What You Should Know About Child Support
Child support is ordered by a court, the Child Support Enforcement Agency or established by agreement of the parties.
Who pays child support?
In general, the “non-residential” parent pays child support to the “residential” parent. In shared parenting plans, the amount of support may be directly related to the amount of time the child spends in each parent’s home.
How is child support calculated?
Child support is calculated according to a written formula in state law. That formula combines the father’s and mother’s gross income. Certain deductions can be taken for local income tax and child or spousal support for other children or former spouses. In addition the value of a federal dependency exemption for each dependent in your household can be deducted from your gross income. For example, assume you have a child by a new marriage and a non-residential child from a previous marriage. You would reduce your gross income by the amount of the child dependency deduction before calculating support for the child of your earlier marriage. If you were ordered to pay spousal support to a former spouse, the amount of the spousal support is deducted from your gross income and added to your former spouse’s income.
The total of both parents’ adjusted gross income is added together. The child support guideline chart shows the amount of support based on the parents’ income category. The paying parent will pay a pro-rated share of that amount. For example, if Mom earns $10,000 per year, and Dad earns $30,000, the combined gross income is $40,000. If Dad is the parent paying support, he must pay 75% of the guideline amount, because he earns 75% of the total combined parental income.
What about day care expenses or health insurance costs?
Work-related day care expenses and health insurance coverage for the child are added to the amount of child support. For example, assume the guideline amount is $4,000 per year. Mom also pays $1500 per year for day care while at work. Dad pays $500 per year for the child’s medical insurance coverage. The total child support cost is $6,000 per year. This total cost is divided between the parents based on each parent’s percentage of their total earnings.
The court usually orders health insurance coverage, if available at reasonable cost. If no affordable coverage is available, the parents must share the health care costs. Each parent is usually order to pay uncovered medical costs based on their percentage of the parent’s total earnings; the residential parent pays the first $100 per year.
If I pay child support, do I automatically get to claim the child on my tax return?
Federal tax law gives the dependency exemption to the custodial parent. However, state courts have the power to award the exemption to the non-custodial parent if it will result in a net tax saving that benefit the child.
How long does child support last?

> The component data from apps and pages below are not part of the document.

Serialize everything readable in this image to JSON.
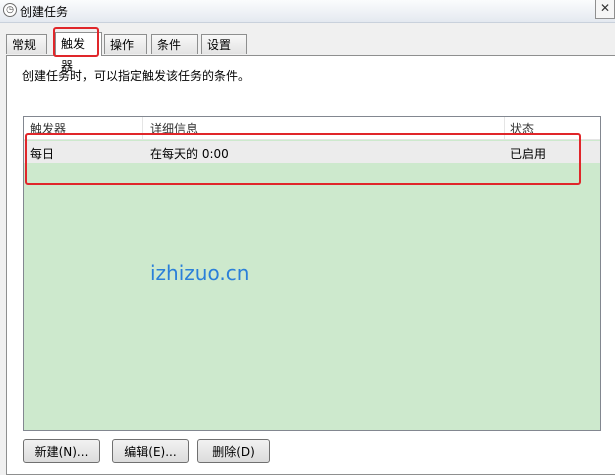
{
  "window": {
    "title": "创建任务",
    "close_glyph": "✕"
  },
  "tabs": [
    "常规",
    "触发器",
    "操作",
    "条件",
    "设置"
  ],
  "active_tab": "触发器",
  "description": "创建任务时，可以指定触发该任务的条件。",
  "table": {
    "columns": [
      "触发器",
      "详细信息",
      "状态"
    ],
    "rows": [
      {
        "trigger": "每日",
        "details": "在每天的 0:00",
        "status": "已启用"
      }
    ]
  },
  "watermark": "izhizuo.cn",
  "buttons": {
    "new": "新建(N)...",
    "edit": "编辑(E)...",
    "delete": "删除(D)"
  },
  "colors": {
    "highlight_red": "#e0262a",
    "list_bg": "#cde9cd",
    "watermark_blue": "#2a7fd9"
  }
}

Child support must be paid until the child reaches the age of 18 or graduates high school, whichever is later. If a child is no longer attending high school and is not living with or dependent upon a parent, then child support may end before age 18. If a child is more than 18 years of age and still attends high school, support will continue until the child has completed high school, up to age 19, unless otherwise ordered or agreed.
Special rules may apply to disabled children. A child support order may last well beyond a disabled child’s 18th birthday. How long depends on the child’s ability to be independent.
A court can order or change child support only until a child turns age 18, with the exception of handicapped children and those still in high school after age 18. This is true even when a child over 18 is entirely dependent upon his parents. If parents agree in a court order to support a child beyond the age of 18 (to pay for college, for example), then the court can enforce that agreement.
Courts cannot order support for a child born out of wedlock until paternity is determined. Support must then be paid from the child’s birth until “emancipation” (age 18 or independence).
What if court-ordered support isn't paid?
All support orders must be paid. Payment can be made in one of three ways.
- Most common is the “wage order” in which the amount of child support is taken directly from the wages of the person owing support. Or child support may be taken from a bank account.
- Self-employed persons are required to post cash bonds that may be used if the payor misses a payment. The payee is paid from the bond. The payor must reimburse the bond fund.
- A “reporting” order is issued by the court when a parent is unemployed. The parent must report to the Child Support Enforcement Agency (CSEA) regularly about their job search and income.
A CSEA support officer can seek to enforce an order by filing contempt motions and by garnishing wages or bank accounts. The CSEA can take certain income to meet past due support. For example, a tax refund, company bonus or similar lump sum can be taken to pay long overdue child support.
Certain licenses cannot be renewed for those who fail to pay child support. For instance, recreational, professional and drivers’ licenses cannot be renewed if a license-holder owes past due child support.
Can I deny companionship/visitation if my ex doesn't pay support? Can I stop paying support if my ex denies visitation/companionship?
No! If you deliberately fail to obey these court orders, you could be found in contempt of court. Contempt is punishable by a jail sentence, a fine, attorney fees, and court costs. Also, if your ex seeks a change of custody, your deliberate withholding of visitation or child support will be an important factor in deciding who should be the residential parent. Use the law to enforce court orders.
This article is meant to give you general information and not to give you specific legal advice.Prepared by Community Legal Aid Services, Inc. Updated May 2012. CE-38-F165-CLAS